Clay is a successful screenwriter, middle-aged and disaffected; he’s in LA to cast his new movie. However, this trip is anything other than professional, and he’s soon drifting through a louche and long-familiar circle – a world largely populated by the band of infamous teenagers first introduced in Bret Easton Ellis's first novel Less Than Zero. After a meeting with a gorgeous but talentless actress determined to win a role in his movie, Clay finds himself connected with Kelly Montrose, a producer whose gruesomely violent death is suddenly very much the talk of the town.
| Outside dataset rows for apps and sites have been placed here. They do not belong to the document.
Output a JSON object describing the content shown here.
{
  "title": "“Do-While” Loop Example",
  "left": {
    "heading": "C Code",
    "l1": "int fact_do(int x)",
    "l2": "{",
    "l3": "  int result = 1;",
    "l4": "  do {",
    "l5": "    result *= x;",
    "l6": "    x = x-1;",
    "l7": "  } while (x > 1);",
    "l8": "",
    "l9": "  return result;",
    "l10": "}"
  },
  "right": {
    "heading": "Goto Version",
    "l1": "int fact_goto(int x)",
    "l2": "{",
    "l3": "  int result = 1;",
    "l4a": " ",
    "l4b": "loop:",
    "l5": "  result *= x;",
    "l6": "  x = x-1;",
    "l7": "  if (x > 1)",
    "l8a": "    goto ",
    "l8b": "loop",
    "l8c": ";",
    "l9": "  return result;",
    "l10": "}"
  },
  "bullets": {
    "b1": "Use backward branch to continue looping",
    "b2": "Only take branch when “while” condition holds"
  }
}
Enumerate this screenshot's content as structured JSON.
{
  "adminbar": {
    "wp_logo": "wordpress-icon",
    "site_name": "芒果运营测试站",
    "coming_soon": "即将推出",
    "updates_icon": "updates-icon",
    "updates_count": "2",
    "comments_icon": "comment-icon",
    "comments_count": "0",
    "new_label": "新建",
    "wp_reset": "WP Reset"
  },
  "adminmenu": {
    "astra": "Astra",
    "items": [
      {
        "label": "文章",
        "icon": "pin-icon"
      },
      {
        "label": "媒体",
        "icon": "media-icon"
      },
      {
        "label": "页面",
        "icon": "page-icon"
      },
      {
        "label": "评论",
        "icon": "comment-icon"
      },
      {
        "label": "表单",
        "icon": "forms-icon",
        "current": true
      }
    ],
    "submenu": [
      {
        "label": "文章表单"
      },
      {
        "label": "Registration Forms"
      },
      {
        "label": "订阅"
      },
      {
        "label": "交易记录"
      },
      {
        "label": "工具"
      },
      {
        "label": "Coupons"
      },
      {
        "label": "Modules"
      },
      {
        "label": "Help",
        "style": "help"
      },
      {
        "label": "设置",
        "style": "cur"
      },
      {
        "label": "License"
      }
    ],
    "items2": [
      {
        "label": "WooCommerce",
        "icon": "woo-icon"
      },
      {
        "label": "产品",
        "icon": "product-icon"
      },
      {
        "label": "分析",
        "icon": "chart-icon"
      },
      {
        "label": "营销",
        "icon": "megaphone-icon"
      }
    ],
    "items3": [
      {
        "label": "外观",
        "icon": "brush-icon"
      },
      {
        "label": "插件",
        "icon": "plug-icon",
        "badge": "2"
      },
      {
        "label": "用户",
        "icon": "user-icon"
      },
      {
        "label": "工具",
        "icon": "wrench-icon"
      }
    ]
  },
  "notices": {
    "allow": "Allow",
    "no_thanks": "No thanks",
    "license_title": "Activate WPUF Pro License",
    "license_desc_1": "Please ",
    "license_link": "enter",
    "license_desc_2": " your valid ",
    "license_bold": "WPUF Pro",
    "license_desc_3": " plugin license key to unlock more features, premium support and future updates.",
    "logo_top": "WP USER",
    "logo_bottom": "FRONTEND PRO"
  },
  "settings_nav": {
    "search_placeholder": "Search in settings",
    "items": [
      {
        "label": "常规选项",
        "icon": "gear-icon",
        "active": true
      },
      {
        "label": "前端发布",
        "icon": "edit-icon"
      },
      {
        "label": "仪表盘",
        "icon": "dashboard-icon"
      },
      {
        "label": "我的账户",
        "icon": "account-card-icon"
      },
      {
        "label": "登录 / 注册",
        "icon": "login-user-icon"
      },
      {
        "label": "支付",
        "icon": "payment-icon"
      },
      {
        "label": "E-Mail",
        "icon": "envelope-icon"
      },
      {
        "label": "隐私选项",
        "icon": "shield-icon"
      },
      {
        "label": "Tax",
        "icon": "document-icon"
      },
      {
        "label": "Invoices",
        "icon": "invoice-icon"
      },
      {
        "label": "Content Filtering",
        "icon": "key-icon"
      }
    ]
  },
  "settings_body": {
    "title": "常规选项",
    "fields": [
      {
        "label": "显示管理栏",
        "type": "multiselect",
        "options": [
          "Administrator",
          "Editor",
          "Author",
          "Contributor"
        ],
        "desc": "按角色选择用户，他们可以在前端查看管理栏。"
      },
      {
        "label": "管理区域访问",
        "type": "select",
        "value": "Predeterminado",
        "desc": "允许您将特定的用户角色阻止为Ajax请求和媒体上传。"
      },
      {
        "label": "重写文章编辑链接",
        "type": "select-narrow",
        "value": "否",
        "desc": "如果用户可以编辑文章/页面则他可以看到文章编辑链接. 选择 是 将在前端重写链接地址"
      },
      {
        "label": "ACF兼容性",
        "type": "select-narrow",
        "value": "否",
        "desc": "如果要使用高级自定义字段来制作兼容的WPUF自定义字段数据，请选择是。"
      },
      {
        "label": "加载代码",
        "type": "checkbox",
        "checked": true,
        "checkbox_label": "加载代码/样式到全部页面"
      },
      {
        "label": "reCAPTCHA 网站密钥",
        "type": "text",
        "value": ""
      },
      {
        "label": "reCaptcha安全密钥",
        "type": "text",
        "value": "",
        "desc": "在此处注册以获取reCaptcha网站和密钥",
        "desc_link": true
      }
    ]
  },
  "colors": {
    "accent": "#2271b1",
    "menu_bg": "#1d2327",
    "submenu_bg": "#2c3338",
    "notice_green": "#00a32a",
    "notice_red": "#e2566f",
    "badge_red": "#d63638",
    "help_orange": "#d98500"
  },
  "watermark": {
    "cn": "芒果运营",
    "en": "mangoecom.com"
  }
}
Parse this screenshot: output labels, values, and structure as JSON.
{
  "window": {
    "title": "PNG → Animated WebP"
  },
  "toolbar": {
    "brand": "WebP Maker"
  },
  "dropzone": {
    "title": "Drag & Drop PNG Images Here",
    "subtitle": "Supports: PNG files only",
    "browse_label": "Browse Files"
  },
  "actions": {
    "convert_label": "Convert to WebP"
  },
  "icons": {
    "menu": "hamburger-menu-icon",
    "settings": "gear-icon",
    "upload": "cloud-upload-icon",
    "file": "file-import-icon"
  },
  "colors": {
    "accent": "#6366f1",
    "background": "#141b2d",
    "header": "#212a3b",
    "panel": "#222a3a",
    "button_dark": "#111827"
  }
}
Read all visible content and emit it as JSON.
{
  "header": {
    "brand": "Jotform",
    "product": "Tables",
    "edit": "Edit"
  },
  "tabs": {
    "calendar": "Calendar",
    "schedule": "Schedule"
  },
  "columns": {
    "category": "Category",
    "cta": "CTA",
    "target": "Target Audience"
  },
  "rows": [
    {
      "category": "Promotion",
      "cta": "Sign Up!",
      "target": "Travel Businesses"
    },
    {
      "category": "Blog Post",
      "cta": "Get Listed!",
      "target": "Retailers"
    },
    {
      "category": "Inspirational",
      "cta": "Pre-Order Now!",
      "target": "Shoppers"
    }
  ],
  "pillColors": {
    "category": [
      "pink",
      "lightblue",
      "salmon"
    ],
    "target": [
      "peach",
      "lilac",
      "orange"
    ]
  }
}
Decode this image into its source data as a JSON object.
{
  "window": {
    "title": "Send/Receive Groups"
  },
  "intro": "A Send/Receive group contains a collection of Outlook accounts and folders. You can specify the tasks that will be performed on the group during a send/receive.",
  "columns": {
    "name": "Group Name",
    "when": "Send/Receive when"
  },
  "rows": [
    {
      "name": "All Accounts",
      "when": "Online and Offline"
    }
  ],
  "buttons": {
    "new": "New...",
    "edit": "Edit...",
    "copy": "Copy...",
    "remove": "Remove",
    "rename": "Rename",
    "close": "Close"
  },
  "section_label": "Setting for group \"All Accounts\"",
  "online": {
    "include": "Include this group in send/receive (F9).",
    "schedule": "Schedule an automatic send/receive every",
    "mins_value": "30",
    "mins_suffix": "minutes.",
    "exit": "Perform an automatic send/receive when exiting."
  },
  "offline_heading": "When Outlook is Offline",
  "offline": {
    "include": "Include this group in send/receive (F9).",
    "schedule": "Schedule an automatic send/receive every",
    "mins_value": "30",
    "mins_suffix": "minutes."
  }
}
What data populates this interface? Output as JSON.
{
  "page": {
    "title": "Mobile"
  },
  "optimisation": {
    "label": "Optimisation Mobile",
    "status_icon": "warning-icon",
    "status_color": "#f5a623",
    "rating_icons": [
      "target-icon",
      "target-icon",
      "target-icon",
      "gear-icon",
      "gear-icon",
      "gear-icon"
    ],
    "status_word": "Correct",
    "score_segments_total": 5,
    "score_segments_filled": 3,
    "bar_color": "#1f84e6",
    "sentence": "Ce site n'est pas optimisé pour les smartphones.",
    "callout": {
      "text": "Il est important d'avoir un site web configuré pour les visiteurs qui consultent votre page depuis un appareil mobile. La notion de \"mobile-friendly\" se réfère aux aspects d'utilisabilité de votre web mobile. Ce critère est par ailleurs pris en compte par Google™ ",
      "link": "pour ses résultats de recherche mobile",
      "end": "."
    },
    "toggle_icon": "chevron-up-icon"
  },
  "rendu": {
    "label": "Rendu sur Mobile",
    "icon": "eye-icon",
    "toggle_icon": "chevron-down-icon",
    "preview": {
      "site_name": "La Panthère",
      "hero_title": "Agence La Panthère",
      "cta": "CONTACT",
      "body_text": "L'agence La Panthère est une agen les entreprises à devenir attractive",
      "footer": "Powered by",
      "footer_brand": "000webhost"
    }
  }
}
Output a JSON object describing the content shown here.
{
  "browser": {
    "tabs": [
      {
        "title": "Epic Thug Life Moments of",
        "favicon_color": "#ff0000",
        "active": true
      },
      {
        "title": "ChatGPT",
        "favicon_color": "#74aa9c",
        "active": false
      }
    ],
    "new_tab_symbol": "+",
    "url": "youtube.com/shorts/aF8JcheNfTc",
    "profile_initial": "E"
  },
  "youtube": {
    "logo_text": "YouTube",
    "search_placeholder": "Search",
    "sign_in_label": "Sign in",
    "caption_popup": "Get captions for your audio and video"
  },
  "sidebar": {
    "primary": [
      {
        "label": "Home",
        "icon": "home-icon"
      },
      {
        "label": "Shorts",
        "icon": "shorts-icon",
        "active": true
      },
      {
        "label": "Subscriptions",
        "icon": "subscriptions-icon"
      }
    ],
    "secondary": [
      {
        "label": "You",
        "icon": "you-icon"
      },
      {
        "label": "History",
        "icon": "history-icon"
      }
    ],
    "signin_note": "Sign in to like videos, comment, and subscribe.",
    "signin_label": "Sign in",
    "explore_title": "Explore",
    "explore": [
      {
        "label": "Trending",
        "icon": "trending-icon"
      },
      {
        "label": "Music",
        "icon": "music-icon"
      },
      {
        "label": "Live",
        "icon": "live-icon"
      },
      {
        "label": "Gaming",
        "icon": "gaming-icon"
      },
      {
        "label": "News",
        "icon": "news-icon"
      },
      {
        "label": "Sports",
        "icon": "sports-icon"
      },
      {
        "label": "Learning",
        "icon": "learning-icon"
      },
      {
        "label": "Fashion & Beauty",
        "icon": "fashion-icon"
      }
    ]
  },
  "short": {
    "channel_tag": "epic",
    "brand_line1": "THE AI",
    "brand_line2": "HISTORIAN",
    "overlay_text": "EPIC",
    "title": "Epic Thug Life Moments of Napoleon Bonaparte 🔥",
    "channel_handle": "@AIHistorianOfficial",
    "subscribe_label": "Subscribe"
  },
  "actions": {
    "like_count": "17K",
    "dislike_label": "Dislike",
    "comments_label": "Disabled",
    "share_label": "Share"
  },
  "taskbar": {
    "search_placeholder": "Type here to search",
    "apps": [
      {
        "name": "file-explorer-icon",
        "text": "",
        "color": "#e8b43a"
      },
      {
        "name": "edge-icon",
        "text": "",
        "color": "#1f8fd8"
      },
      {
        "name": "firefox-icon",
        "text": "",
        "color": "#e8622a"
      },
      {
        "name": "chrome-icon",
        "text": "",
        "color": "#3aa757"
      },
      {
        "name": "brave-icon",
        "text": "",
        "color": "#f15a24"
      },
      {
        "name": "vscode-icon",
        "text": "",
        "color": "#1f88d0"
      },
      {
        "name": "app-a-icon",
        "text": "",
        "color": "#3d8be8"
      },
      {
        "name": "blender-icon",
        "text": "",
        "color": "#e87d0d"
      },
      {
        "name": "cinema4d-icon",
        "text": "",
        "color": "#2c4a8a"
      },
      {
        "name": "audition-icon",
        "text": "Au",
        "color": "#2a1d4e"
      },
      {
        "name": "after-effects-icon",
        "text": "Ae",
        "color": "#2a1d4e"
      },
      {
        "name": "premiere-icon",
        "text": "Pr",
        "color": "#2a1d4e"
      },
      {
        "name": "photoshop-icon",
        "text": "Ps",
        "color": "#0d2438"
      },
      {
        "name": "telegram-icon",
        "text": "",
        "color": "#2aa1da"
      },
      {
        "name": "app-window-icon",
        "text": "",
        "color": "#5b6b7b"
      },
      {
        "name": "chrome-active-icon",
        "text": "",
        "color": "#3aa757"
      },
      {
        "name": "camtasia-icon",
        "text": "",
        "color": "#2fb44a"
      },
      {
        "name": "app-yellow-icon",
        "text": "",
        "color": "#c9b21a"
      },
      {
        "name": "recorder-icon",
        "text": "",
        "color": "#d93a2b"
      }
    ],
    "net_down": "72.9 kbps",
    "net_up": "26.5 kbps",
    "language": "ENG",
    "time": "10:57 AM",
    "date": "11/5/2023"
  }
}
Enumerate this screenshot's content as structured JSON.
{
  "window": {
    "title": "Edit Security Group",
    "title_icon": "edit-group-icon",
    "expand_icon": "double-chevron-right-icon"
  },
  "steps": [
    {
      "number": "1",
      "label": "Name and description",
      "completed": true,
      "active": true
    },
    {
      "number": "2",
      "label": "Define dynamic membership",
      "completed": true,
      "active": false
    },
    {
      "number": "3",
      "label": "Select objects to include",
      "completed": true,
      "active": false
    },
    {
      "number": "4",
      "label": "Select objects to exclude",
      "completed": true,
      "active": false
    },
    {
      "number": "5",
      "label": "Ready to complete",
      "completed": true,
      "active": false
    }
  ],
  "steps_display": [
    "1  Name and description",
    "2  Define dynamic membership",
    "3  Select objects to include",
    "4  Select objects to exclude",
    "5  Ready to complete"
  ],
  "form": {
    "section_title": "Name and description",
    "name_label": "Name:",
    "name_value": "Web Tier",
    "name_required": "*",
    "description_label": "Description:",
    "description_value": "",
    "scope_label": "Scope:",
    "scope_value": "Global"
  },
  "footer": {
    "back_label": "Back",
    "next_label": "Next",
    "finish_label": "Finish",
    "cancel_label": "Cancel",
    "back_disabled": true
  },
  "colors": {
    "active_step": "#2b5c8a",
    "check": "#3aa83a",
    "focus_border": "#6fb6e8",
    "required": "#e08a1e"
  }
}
Imperial Bedrooms follows Clay as his debauched reverie is interrupted by a violent plot for revenge and his seemingly endless proclivity for betrayal and exploitation looks set to land him somewhere darker and more ominous than ever before.
A murder mystery – a woozy, paranoid, hallucinatory version of LA noir.
Brilliantly written and coolly self-aware . . . Here, as in Less Than Zero, Ellis is plumbing the depths of human nature, exposing it at its worst.
The novel is a kind of modern noir and, as in Chandler, the form’s accepted master, atmosphere is king. Paranoia prevails.
Independent on Sunday